There is little doubt that Rory Stewart is amply-qualified for his belated promotion to the cabinet. The new International Development Secretary also has a background that means he understands what his brief actually does, and its value. But his move from the Ministry of Justice has also prompted a round of complaining that Stewart will not be held accountable for a pledge that he made.
When he became prisons minister, Stewart set himself a deadline of 12 months in which to reduce levels of drug use and violence in 10 struggling prisons. If he failed, he promised, he would resign. At the time, it seemed rather obvious that Stewart would most likely not have to face the consequences of this pledge: he would either get promoted or there would be another general election. It’s more remarkable given the instability of British politics that the latter hasn’t yet happened, frankly.

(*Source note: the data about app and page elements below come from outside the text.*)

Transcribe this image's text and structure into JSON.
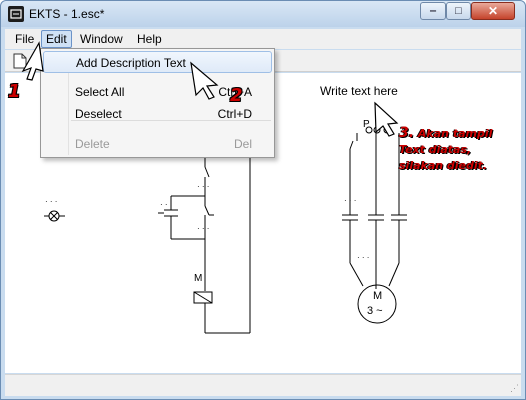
{
  "window": {
    "title": "EKTS - 1.esc*",
    "controls": {
      "minimize": "‒",
      "maximize": "□",
      "close": "✕"
    }
  },
  "menubar": {
    "items": [
      {
        "label": "File"
      },
      {
        "label": "Edit"
      },
      {
        "label": "Window"
      },
      {
        "label": "Help"
      }
    ]
  },
  "edit_menu": {
    "items": [
      {
        "label": "Add Description Text",
        "shortcut": ""
      },
      {
        "label": "Select All",
        "shortcut": "Ctrl+A"
      },
      {
        "label": "Deselect",
        "shortcut": "Ctrl+D"
      },
      {
        "label": "Delete",
        "shortcut": "Del",
        "disabled": true
      }
    ]
  },
  "canvas": {
    "description_text": "Write text here",
    "contactor_label": "M",
    "motor_label_line1": "M",
    "motor_label_line2": "3 ~",
    "terminal_label": "P"
  },
  "annotations": {
    "step1": "1",
    "step2": "2",
    "step3_number": "3.",
    "step3_line1": "Akan tampil",
    "step3_line2": "Text diatas,",
    "step3_line3": "silakan diedit."
  },
  "colors": {
    "annotation": "#cc0000",
    "menu_highlight": "#dfeaf8"
  }
}
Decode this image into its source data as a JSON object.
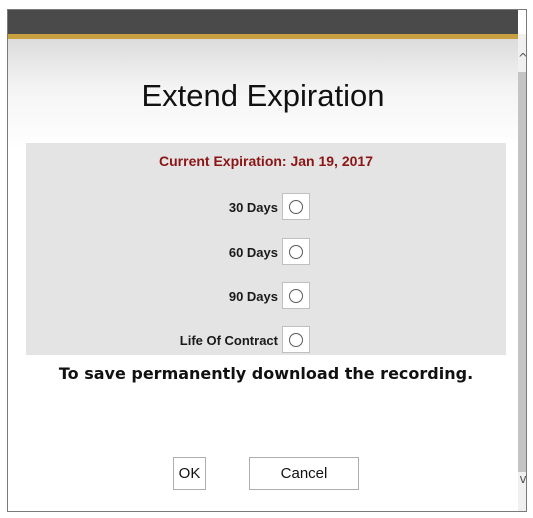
{
  "dialog": {
    "title": "Extend Expiration",
    "current_expiration": "Current Expiration: Jan 19, 2017",
    "options": [
      {
        "label": "30 Days",
        "selected": false
      },
      {
        "label": "60 Days",
        "selected": false
      },
      {
        "label": "90 Days",
        "selected": false
      },
      {
        "label": "Life Of Contract",
        "selected": false
      }
    ],
    "note": "To save permanently download the recording.",
    "buttons": {
      "ok": "OK",
      "cancel": "Cancel"
    }
  },
  "scrollbar": {
    "up_arrow": "^",
    "down_arrow": "v"
  },
  "colors": {
    "title_bar": "#4a4a4a",
    "accent": "#c8a040",
    "expiration_text": "#8b1414",
    "panel_bg": "#e4e4e4"
  }
}
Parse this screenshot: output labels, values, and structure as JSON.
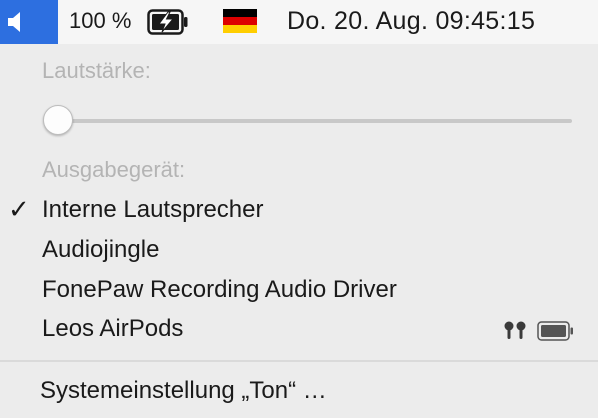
{
  "menubar": {
    "volume_icon": "speaker-icon",
    "battery_percent": "100 %",
    "battery_icon": "battery-charging-icon",
    "input_source_icon": "german-flag-icon",
    "clock": "Do. 20. Aug.  09:45:15",
    "highlight_color": "#2d6fe0"
  },
  "volume_menu": {
    "volume_label": "Lautstärke:",
    "volume_level": 0,
    "output_label": "Ausgabegerät:",
    "devices": [
      {
        "label": "Interne Lautsprecher",
        "selected": true
      },
      {
        "label": "Audiojingle",
        "selected": false
      },
      {
        "label": "FonePaw Recording Audio Driver",
        "selected": false
      },
      {
        "label": "Leos AirPods",
        "selected": false,
        "icons": [
          "airpods-icon",
          "battery-icon"
        ]
      }
    ],
    "checkmark": "✓",
    "settings_item": "Systemeinstellung „Ton“ …"
  }
}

But what is striking about the response to Stewart leaving the prisons brief is that there is a general acknowledgement that he would have been unusual in being held to account for his actions. Ministers don’t normally set out what they want to do in a new job, still less what will happen if they don’t do it. Most do have an urge to produce some kind of legacy policy, whether it is turning around prisons, introducing new legislation on child care, or getting a certain number of homes built. This brings its own problems: not every minister actually understands the sector they are now responsible for, and still fewer have time to work out whether their legacy policies will actually work.
But the saving grace for all of them, including Stewart, is that few stay in the job long enough to get found out. The churn caused by reshuffles held even by the strongest and most stable of governments means that a good length of tenure is around 18 months, which is scarcely enough time to work out what all the acronyms in a sector mean, let alone whether your wizard wheeze that you’re unleashing upon it will work. Few policies are implemented and deliver results within that period. Not many are even clearly working or failing by the time a minister leaves government for good.

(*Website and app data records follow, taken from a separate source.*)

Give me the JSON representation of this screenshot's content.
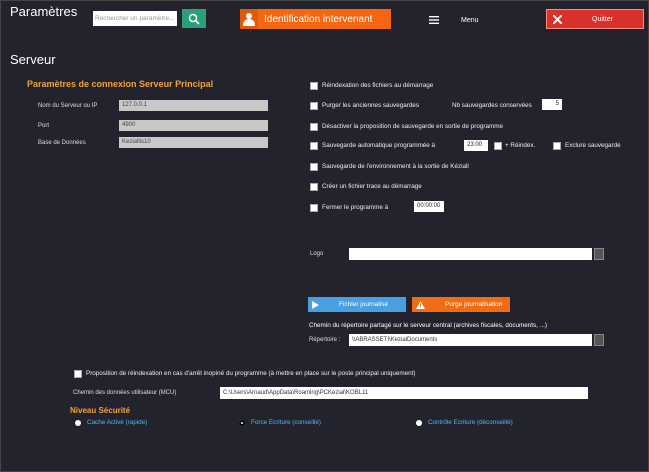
{
  "window": {
    "title": "Paramètres"
  },
  "toolbar": {
    "search_placeholder": "Rechercher un paramètre...",
    "identify_label": "Identification intervenant",
    "menu_label": "Menu",
    "quit_label": "Quitter"
  },
  "section_title": "Serveur",
  "connection": {
    "title": "Paramètres de connexion Serveur Principal",
    "fields": [
      {
        "label": "Nom du Serveur ou IP",
        "value": "127.0.0.1"
      },
      {
        "label": "Port",
        "value": "4900"
      },
      {
        "label": "Base de Données",
        "value": "Keziallis10"
      }
    ]
  },
  "options": {
    "reindex_startup": "Réindexation des fichiers au démarrage",
    "purge_backups": "Purger les anciennes sauvegardes",
    "backups_kept_label": "Nb sauvegardes conservées",
    "backups_kept_value": "5",
    "disable_backup_prompt": "Désactiver la proposition de sauvegarde en sortie de programme",
    "auto_backup": "Sauvegarde automatique programmée à",
    "auto_backup_time": "23:00",
    "plus_reindex": "+ Réindex.",
    "exclude_backup": "Exclure sauvegarde",
    "env_backup": "Sauvegarde de l'environnement à la sortie de Kéziall",
    "trace_file": "Créer un fichier trace au démarrage",
    "close_program": "Fermer le programme à",
    "close_time": "00:00:00"
  },
  "logo_label": "Logo",
  "actions": {
    "journal_label": "Fichier journalisé",
    "purge_label": "Purge journalisation"
  },
  "shared_dir": {
    "title": "Chemin du répertoire partagé sur le serveur central (archives fiscales, documents, ...)",
    "label": "Répertoire :",
    "value": "\\\\ABRASSETI\\KezialDocuments"
  },
  "reindex_prompt": "Proposition de réindexation en cas d'arrêt inopiné du programme (à mettre en place sur le poste principal uniquement)",
  "user_data": {
    "label": "Chemin des données utilisateur (MCU)",
    "value": "C:\\Users\\Arnaud\\AppData\\Roaming\\PCKezial\\KOBL11"
  },
  "security": {
    "title": "Niveau Sécurité",
    "options": [
      "Cache Activé (rapide)",
      "Force Ecriture (conseillé)",
      "Contrôle Ecriture (déconseillé)"
    ]
  }
}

It would be very worthy to say that prime ministers should change their teams less often. Most prime ministers-in-waiting claim from the comfort of opposition that they won’t hold regular reshuffles, pontificating that this harms good government. Once in office, though, these promises go the same way as ones about opening up government, decentralising power and having fewer special advisers.

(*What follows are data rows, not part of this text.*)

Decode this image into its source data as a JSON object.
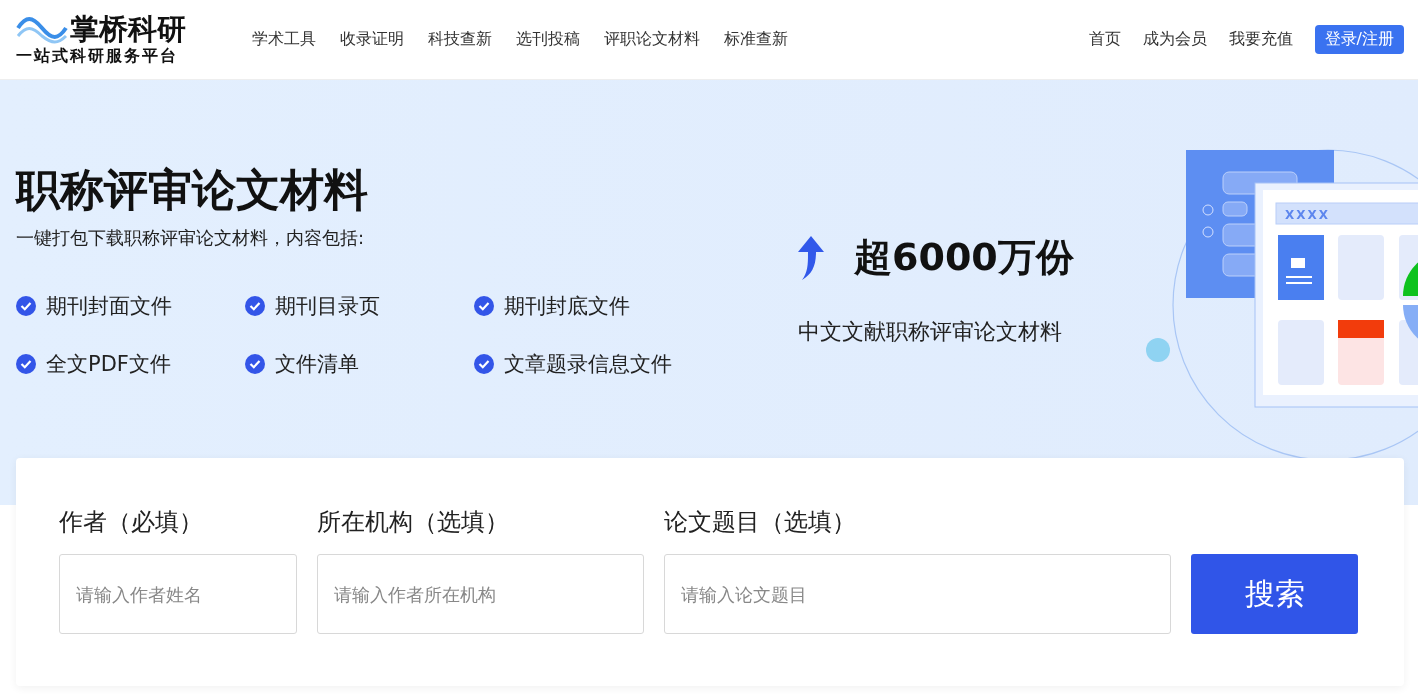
{
  "header": {
    "logo_title": "掌桥科研",
    "logo_subtitle": "一站式科研服务平台",
    "nav": [
      "学术工具",
      "收录证明",
      "科技查新",
      "选刊投稿",
      "评职论文材料",
      "标准查新"
    ],
    "links": [
      "首页",
      "成为会员",
      "我要充值"
    ],
    "login": "登录/注册"
  },
  "hero": {
    "title": "职称评审论文材料",
    "subtitle": "一键打包下载职称评审论文材料，内容包括:",
    "features": [
      {
        "label": "期刊封面文件",
        "checked": true
      },
      {
        "label": "期刊目录页",
        "checked": true
      },
      {
        "label": "期刊封底文件",
        "checked": true
      },
      {
        "label": "全文PDF文件",
        "checked": true
      },
      {
        "label": "文件清单",
        "checked": true
      },
      {
        "label": "文章题录信息文件",
        "checked": true
      }
    ],
    "stat": "超6000万份",
    "stat_caption": "中文文献职称评审论文材料",
    "illustration_label": "XXXX"
  },
  "search": {
    "fields": [
      {
        "label": "作者（必填）",
        "placeholder": "请输入作者姓名"
      },
      {
        "label": "所在机构（选填）",
        "placeholder": "请输入作者所在机构"
      },
      {
        "label": "论文题目（选填）",
        "placeholder": "请输入论文题目"
      }
    ],
    "button": "搜索"
  }
}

So is there anything that can be done to make it easier to hold ministers to account for what they actually do while in office? I think there is, but it can’t involve us waiting for the government to change. Instead, Parliament needs to become more powerful and thoughtful in the way it looks at policies. In my book, Why We Get The Wrong Politicians, I suggest that ex-ministers should be summoned to select committee hearings where their past policies are picked over, perhaps even appearing in front of members of the public affected by those good or catastrophically bad ideas. Committees should have legal powers to summon said former politicians, so that leaving government or even parliament doesn’t serve as a shield against accountability. Currently, if a minister introduces a dud policy, he or she only needs to move to another department to avoid having to talk about it again (see Chris Grayling, whose name is often cited in discussions about the failings at the Ministry of Justice, but who has never had to answer any formal questions about his decisions in that job). Knowing that you might have to answer for your actions five or even 15 years down the line would concentrate the mind rather. It would also mean that Rory Stewart wouldn’t be a strange anomaly in politics, even if he hasn’t had to answer for his own pledge this time round.